A Senate bill cosponsored by Sens. Jason Lewis and Susan Moran would extend eligibility for financial assistance to families making up to 200 percent of state median income — which would extend to upper-middle-class households, who make an average of $271,872 per year in a family of four.

The Senate’s bill would make early childhood care free for all families who live below the federal poverty level, which is currently $30,000 per year for a four-person household. It also aims to define “affordable” fees, limiting the fees to no more than 7 percent of a household’s total income.

When asked why the Senate’s version proposes expanding the subsidies up to 200 percent of state median income, as opposed to the House’s recommended 125 percent, Moran said it would create a more comprehensive program.

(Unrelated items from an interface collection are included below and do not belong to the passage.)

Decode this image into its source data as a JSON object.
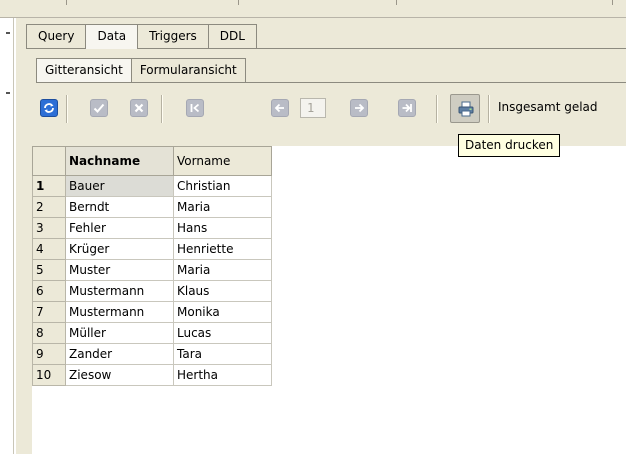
{
  "editor_tabs": [
    {
      "label": "Query",
      "active": false
    },
    {
      "label": "Data",
      "active": true
    },
    {
      "label": "Triggers",
      "active": false
    },
    {
      "label": "DDL",
      "active": false
    }
  ],
  "view_tabs": [
    {
      "label": "Gitteransicht",
      "active": true
    },
    {
      "label": "Formularansicht",
      "active": false
    }
  ],
  "toolbar": {
    "icons": [
      "refresh-icon",
      "post-icon",
      "cancel-icon",
      "first-record-icon",
      "prior-record-icon",
      "next-record-icon",
      "last-record-icon",
      "print-icon"
    ],
    "page_value": "1",
    "status_text": "Insgesamt gelad",
    "colors": {
      "active_button": "#2d6fd6",
      "disabled_button": "#b9bcc6"
    }
  },
  "tooltip": {
    "text": "Daten drucken"
  },
  "grid": {
    "columns": [
      {
        "label": "Nachname",
        "sorted": true
      },
      {
        "label": "Vorname",
        "sorted": false
      }
    ],
    "current_row": 1,
    "rows": [
      {
        "no": "1",
        "nachname": "Bauer",
        "vorname": "Christian"
      },
      {
        "no": "2",
        "nachname": "Berndt",
        "vorname": "Maria"
      },
      {
        "no": "3",
        "nachname": "Fehler",
        "vorname": "Hans"
      },
      {
        "no": "4",
        "nachname": "Krüger",
        "vorname": "Henriette"
      },
      {
        "no": "5",
        "nachname": "Muster",
        "vorname": "Maria"
      },
      {
        "no": "6",
        "nachname": "Mustermann",
        "vorname": "Klaus"
      },
      {
        "no": "7",
        "nachname": "Mustermann",
        "vorname": "Monika"
      },
      {
        "no": "8",
        "nachname": "Müller",
        "vorname": "Lucas"
      },
      {
        "no": "9",
        "nachname": "Zander",
        "vorname": "Tara"
      },
      {
        "no": "10",
        "nachname": "Ziesow",
        "vorname": "Hertha"
      }
    ]
  }
}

“The advantage of covering more people is a more comprehensive program so that we can really get the results that we’re looking for in terms of that zero to five group in particular, really starting off as many kids as possible on a healthy and smart platform moving forward,” Moran said.

There isn’t an exact cost estimate for the bills, since big cost drivers like the family subsidies and direct provider funding are still going through the legislative process, Farnitano said.

But the Common Start Coalition has estimated that the “full implementation of our vision” would require at least $2 billion every year, for several years. Farnitano said the implementation may look similar to the Student Opportunity Act, which adds $1.5 billion to the public education system over seven years.

Parents of young children, early childhood educators, and social service providers spoke at a legislative briefing on Wednesday about how the bill would affect them.

Tiffany Jenkins, a single mother from Hyde Park, said she has a subsidy to afford care for her young daughter, but that fully free early childhood care (as is proposed in the Senate bill for those under the federal poverty line) would help her family.

She’s currently enrolled full-time for her bachelor’s degree in business management, has two part-time jobs, participates in a peer mentoring program, and is raising her daughter alone, she said.

“I have a child care subsidy now that covers a portion of what I have to pay, but we’d be better off if it was free for me. It would allow me to earn my degree faster. It would allow me to save more money and also it would help me get out of poverty,” Jenkins said.

Gordon said more help for families would also benefit both the economy and women in Massachusetts, if one parent did not have to stay home with their children under 5 years old.

“This whole problem has a disparate impact on women. Oftentimes in our workforce, the woman is the lower-paid worker, and so that’s the person that has to choose to stay behind in their career. And then when they get back to work when their children start school, now they’re four years or so behind, and they’re playing catch up in their career and they never do catch up, and it’s part of the reason why we have a wage gap,” Gordon said.

Advocates at the briefing also argued that increasing salaries in the early education sector would positively impact what is a woman-dominated industry.

“More than 150 years ago, with the vision and leadership of Horace Mann, Massachusetts pioneered the revolutionary idea that K-12 education should be a public good, accessible to all children and families,” said Lewis, Senate chair of the Joint Committee on Education. “Now it is time for the Commonwealth to once again lead our nation by establishing that high-quality early education and child care should also be a public good. This investment would yield tremendous benefits for child development and working families, and help foster a stronger, more just economy for all.”